Write out every line below that includes the word "users".

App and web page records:
--- START ---
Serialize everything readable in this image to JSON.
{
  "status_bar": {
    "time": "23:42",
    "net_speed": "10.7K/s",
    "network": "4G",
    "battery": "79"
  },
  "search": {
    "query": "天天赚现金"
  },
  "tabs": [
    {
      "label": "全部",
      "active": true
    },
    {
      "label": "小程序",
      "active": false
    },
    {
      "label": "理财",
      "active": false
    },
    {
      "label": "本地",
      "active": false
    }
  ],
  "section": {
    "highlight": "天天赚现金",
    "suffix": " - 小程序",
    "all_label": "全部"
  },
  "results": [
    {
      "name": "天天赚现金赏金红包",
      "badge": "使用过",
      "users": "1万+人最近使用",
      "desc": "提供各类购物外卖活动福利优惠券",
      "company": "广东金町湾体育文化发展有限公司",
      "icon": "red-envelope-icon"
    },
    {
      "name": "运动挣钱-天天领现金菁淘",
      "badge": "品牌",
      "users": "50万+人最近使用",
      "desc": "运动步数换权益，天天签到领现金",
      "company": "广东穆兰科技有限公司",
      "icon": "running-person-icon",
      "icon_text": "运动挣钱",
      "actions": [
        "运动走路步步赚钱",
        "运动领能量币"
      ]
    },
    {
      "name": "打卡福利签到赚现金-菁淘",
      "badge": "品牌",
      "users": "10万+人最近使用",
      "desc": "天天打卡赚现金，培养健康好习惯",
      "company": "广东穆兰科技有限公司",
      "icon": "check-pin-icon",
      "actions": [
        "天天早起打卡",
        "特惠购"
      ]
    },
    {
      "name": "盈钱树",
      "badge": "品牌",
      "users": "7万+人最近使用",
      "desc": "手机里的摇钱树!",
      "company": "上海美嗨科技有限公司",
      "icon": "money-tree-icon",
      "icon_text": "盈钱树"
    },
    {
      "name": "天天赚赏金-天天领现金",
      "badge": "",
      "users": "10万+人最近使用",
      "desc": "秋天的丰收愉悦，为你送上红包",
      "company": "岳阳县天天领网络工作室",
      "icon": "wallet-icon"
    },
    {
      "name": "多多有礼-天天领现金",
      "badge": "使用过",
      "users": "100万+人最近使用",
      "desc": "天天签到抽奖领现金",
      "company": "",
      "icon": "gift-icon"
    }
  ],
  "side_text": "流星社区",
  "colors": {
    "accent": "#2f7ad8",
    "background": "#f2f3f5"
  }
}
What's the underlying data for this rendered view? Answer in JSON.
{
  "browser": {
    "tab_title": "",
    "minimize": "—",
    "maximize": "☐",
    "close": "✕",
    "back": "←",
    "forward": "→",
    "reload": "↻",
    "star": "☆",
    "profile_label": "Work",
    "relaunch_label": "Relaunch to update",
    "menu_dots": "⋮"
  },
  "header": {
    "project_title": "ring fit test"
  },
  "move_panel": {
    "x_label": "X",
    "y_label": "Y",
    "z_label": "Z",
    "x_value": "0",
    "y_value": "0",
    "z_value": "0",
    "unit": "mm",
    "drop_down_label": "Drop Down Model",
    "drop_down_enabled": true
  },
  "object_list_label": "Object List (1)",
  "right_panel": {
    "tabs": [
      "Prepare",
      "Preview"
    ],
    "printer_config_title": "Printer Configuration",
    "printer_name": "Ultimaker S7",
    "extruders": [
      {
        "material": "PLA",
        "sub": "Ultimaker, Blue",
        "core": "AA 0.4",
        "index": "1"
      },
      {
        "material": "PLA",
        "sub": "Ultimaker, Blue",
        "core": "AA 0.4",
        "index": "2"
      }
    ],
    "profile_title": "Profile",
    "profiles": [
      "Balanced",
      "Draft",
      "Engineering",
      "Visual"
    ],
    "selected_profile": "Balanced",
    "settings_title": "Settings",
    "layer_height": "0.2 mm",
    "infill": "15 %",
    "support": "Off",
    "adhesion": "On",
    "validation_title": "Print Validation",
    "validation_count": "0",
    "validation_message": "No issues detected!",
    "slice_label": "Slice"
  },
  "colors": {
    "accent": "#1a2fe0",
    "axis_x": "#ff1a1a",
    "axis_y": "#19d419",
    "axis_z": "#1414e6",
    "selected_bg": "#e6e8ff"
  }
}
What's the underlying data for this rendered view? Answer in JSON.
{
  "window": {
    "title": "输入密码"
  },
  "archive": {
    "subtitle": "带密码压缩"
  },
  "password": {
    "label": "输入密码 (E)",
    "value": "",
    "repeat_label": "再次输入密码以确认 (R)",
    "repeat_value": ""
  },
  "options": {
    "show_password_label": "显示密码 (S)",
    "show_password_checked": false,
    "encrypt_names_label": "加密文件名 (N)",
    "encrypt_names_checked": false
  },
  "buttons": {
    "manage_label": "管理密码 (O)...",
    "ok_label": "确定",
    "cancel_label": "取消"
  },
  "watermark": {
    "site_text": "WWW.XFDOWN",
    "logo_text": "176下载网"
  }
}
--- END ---
▶ Response for this exercise:
      "users": "1万+人最近使用",
      "users": "50万+人最近使用",
      "users": "10万+人最近使用",
      "users": "7万+人最近使用",
      "users": "10万+人最近使用",
      "users": "100万+人最近使用",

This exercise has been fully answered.